Segment Start: Given records

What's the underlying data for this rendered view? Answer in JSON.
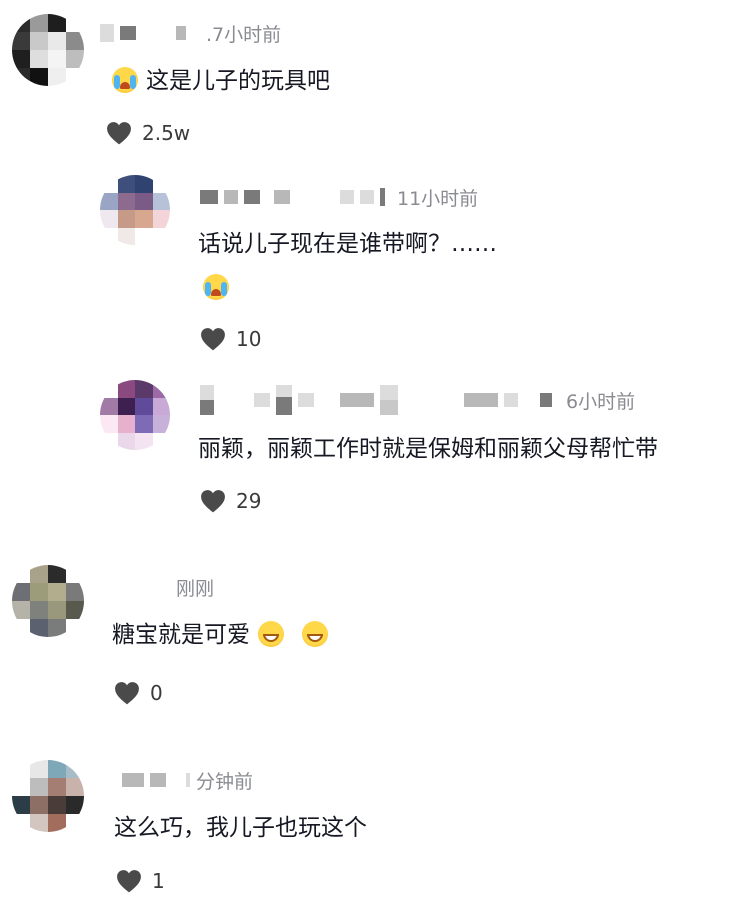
{
  "comments": [
    {
      "time": ".7小时前",
      "text": "这是儿子的玩具吧",
      "emoji": "laughing-crying-emoji",
      "likes": "2.5w"
    },
    {
      "time": "11小时前",
      "text": "话说儿子现在是谁带啊？……",
      "emoji": "crying-emoji",
      "likes": "10"
    },
    {
      "time": "6小时前",
      "text": "丽颖，丽颖工作时就是保姆和丽颖父母帮忙带",
      "likes": "29"
    },
    {
      "time": "刚刚",
      "text": "糖宝就是可爱",
      "emoji": "grinning-emoji",
      "likes": "0"
    },
    {
      "time": "分钟前",
      "text": "这么巧，我儿子也玩这个",
      "likes": "1"
    }
  ],
  "colors": {
    "text": "#161823",
    "secondary": "#8a8b91",
    "heart": "#4a4a4a"
  }
}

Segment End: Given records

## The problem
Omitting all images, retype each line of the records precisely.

## Written answer
What's the underlying data for this rendered view? Answer in JSON.
{
  "comments": [
    {
      "time": ".7小时前",
      "text": "这是儿子的玩具吧",
      "emoji": "laughing-crying-emoji",
      "likes": "2.5w"
    },
    {
      "time": "11小时前",
      "text": "话说儿子现在是谁带啊？……",
      "emoji": "crying-emoji",
      "likes": "10"
    },
    {
      "time": "6小时前",
      "text": "丽颖，丽颖工作时就是保姆和丽颖父母帮忙带",
      "likes": "29"
    },
    {
      "time": "刚刚",
      "text": "糖宝就是可爱",
      "emoji": "grinning-emoji",
      "likes": "0"
    },
    {
      "time": "分钟前",
      "text": "这么巧，我儿子也玩这个",
      "likes": "1"
    }
  ],
  "colors": {
    "text": "#161823",
    "secondary": "#8a8b91",
    "heart": "#4a4a4a"
  }
}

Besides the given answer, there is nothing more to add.